By securing the tungsten-halogen bulb 20 to the heat sink 42, two of the major problems involved with the use of reflective lamps are eliminated. First, there is no longer a need to use a cement 32 to fasten the tungsten-halogen bulb 20 to the borosilicate reflector 22, because the glass reflector 22 has been eliminated, and the problem of cracking because of the difference in thermal expansion between the glass reflector 22 and the quartz bulb 20 has been eliminated. Second, the seal end 23 of the filament lead 26 is able to transmit directly the heat generated through the quartz into the heat sink without having to pass through the glass reflector 22.
In addition to the above improvements the use of the reflective surface as a heat sink provides a means of dissipating heat generated around the bulb into the ambient at a much faster rate. This means that when the reflector lamp is placed inside of a compact housing both the heat generated around the filament end of the bulb and the seal end of the bulb 23 can be transmitted directly into the heat sink, which then convectively transmits the heat into the ambient. This advantage will allow utilization of a compact housing when the high intensity light source of a tungsten-halogen lamp is employed.

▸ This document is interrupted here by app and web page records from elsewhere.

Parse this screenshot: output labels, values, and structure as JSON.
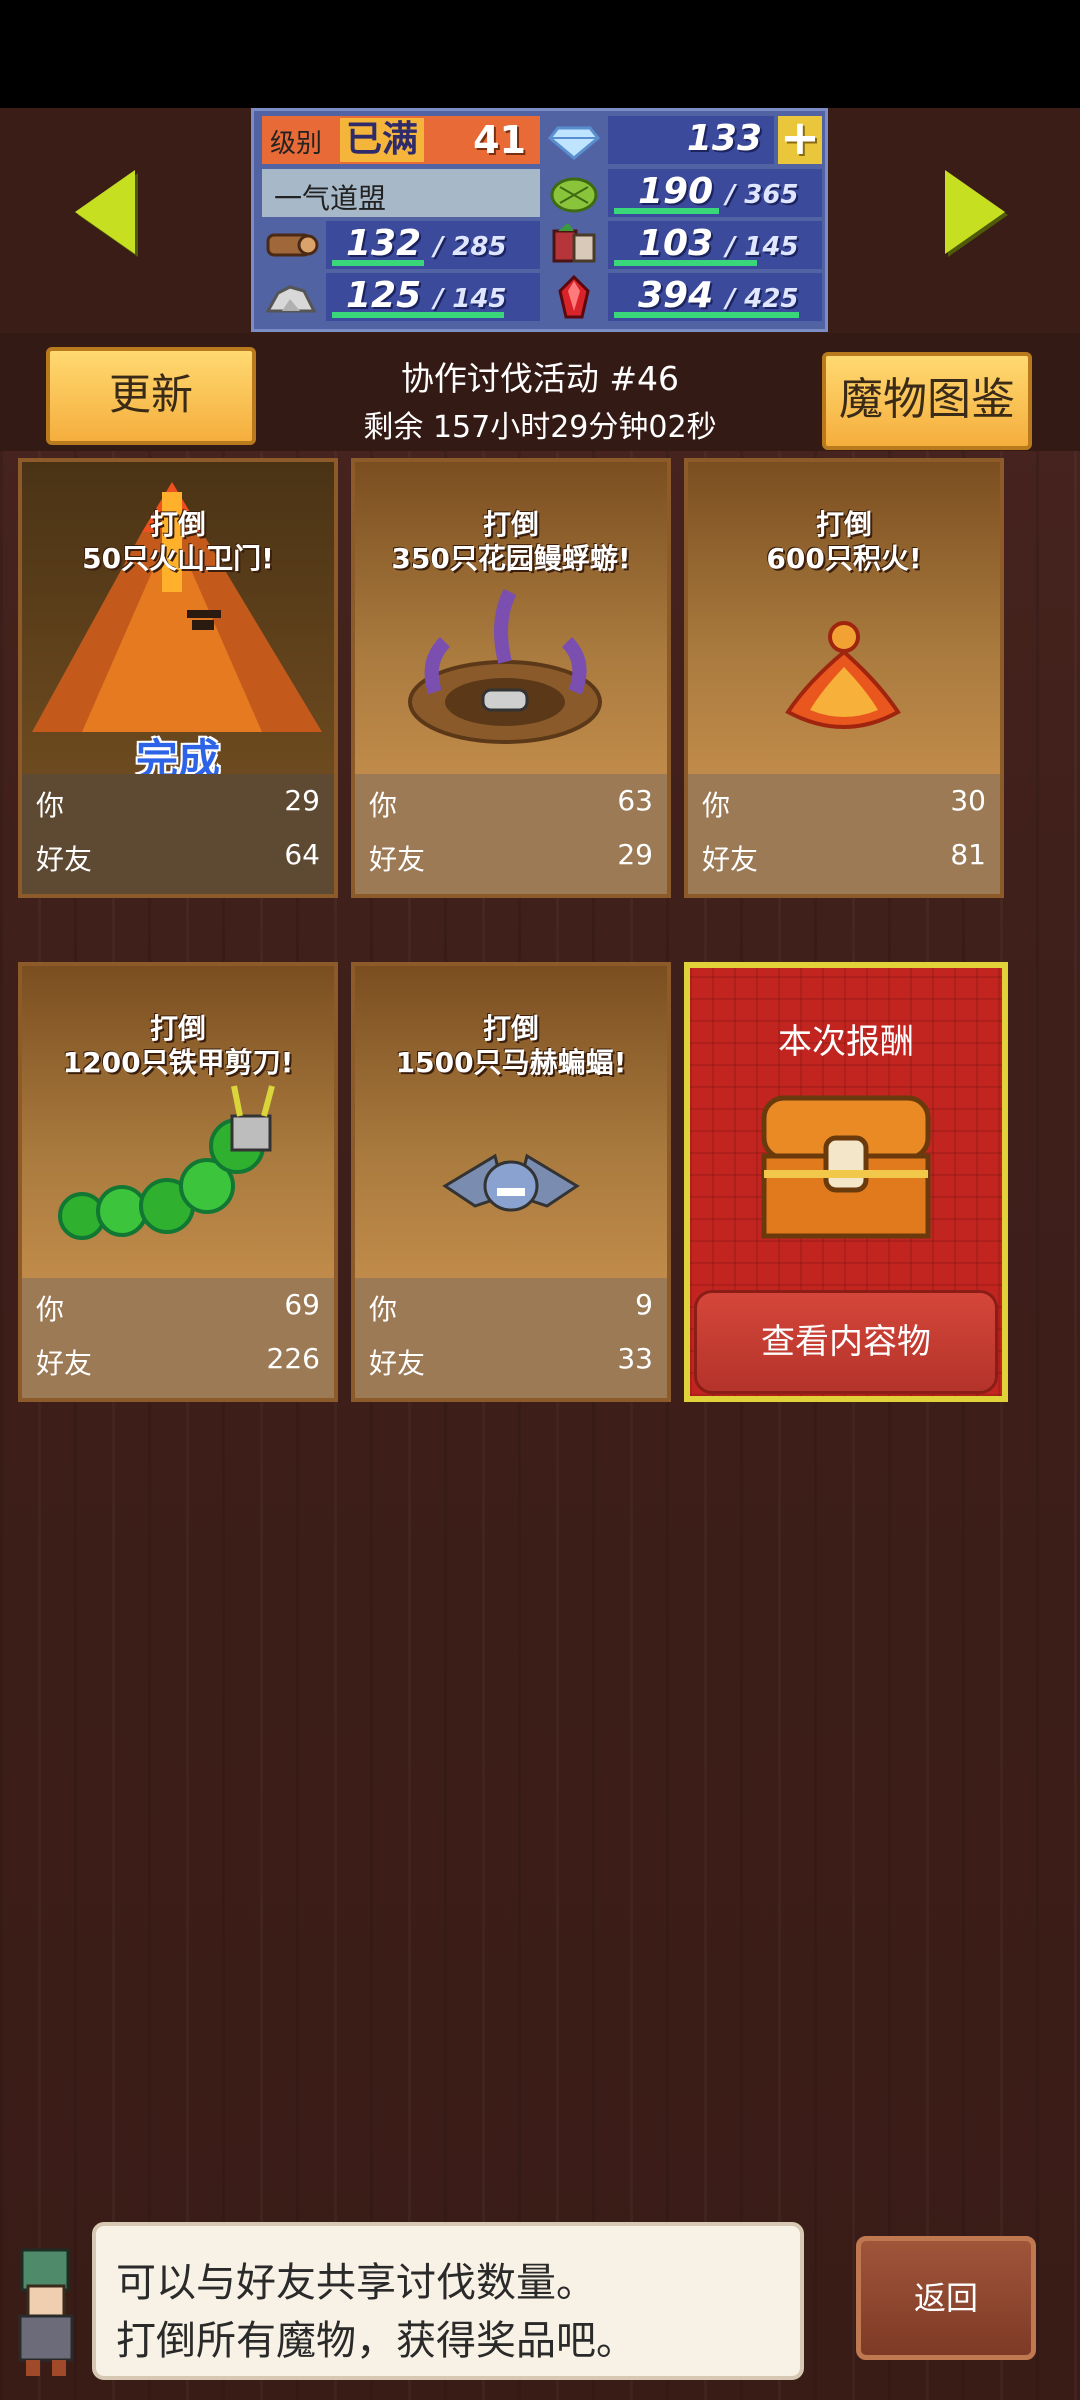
{
  "stats": {
    "level_label": "级别",
    "level_max": "已满",
    "level": "41",
    "gems": "133",
    "guild_name": "一气道盟",
    "grass": {
      "value": "190",
      "max": "/ 365",
      "fill": 0.52
    },
    "wood": {
      "value": "132",
      "max": "/ 285",
      "fill": 0.46
    },
    "food": {
      "value": "103",
      "max": "/ 145",
      "fill": 0.71
    },
    "ore": {
      "value": "125",
      "max": "/ 145",
      "fill": 0.86
    },
    "mana": {
      "value": "394",
      "max": "/ 425",
      "fill": 0.93
    }
  },
  "header": {
    "refresh_label": "更新",
    "title": "协作讨伐活动 #46",
    "countdown": "剩余 157小时29分钟02秒",
    "bestiary_label": "魔物图鉴"
  },
  "cards": [
    {
      "line1": "打倒",
      "line2": "50只火山卫门!",
      "you_label": "你",
      "you": "29",
      "friend_label": "好友",
      "friend": "64",
      "done": "完成"
    },
    {
      "line1": "打倒",
      "line2": "350只花园鳗蜉蝣!",
      "you_label": "你",
      "you": "63",
      "friend_label": "好友",
      "friend": "29"
    },
    {
      "line1": "打倒",
      "line2": "600只积火!",
      "you_label": "你",
      "you": "30",
      "friend_label": "好友",
      "friend": "81"
    },
    {
      "line1": "打倒",
      "line2": "1200只铁甲剪刀!",
      "you_label": "你",
      "you": "69",
      "friend_label": "好友",
      "friend": "226"
    },
    {
      "line1": "打倒",
      "line2": "1500只马赫蝙蝠!",
      "you_label": "你",
      "you": "9",
      "friend_label": "好友",
      "friend": "33"
    }
  ],
  "reward": {
    "title": "本次报酬",
    "view_label": "查看内容物"
  },
  "dialog": {
    "line1": "可以与好友共享讨伐数量。",
    "line2": "打倒所有魔物，获得奖品吧。"
  },
  "back_label": "返回",
  "colors": {
    "accent_gold": "#f5ae3d",
    "arrow": "#c6e021",
    "reward_red": "#c2241f"
  }
}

The last embodiment is shown in FIG. 3. This embodiment employs a reflective surface 46 formed from the metal heat sink very similar to that used in the embodiment shown in FIG. 2. In this embodiment a means of using a double-ended filament bulb is shown. When a double-ended tungsten-halogen bulb 21 is used, both seal ends have to be protected from the severe heat build-up. This is done in much the same manner as was described in the alternative embodiment shown in FIG. 2. This embodiment however, employs a directional radiating surface formed from the heat sink, and a fin area 44 for directing rays emitted from the bulb 21 along the path 38.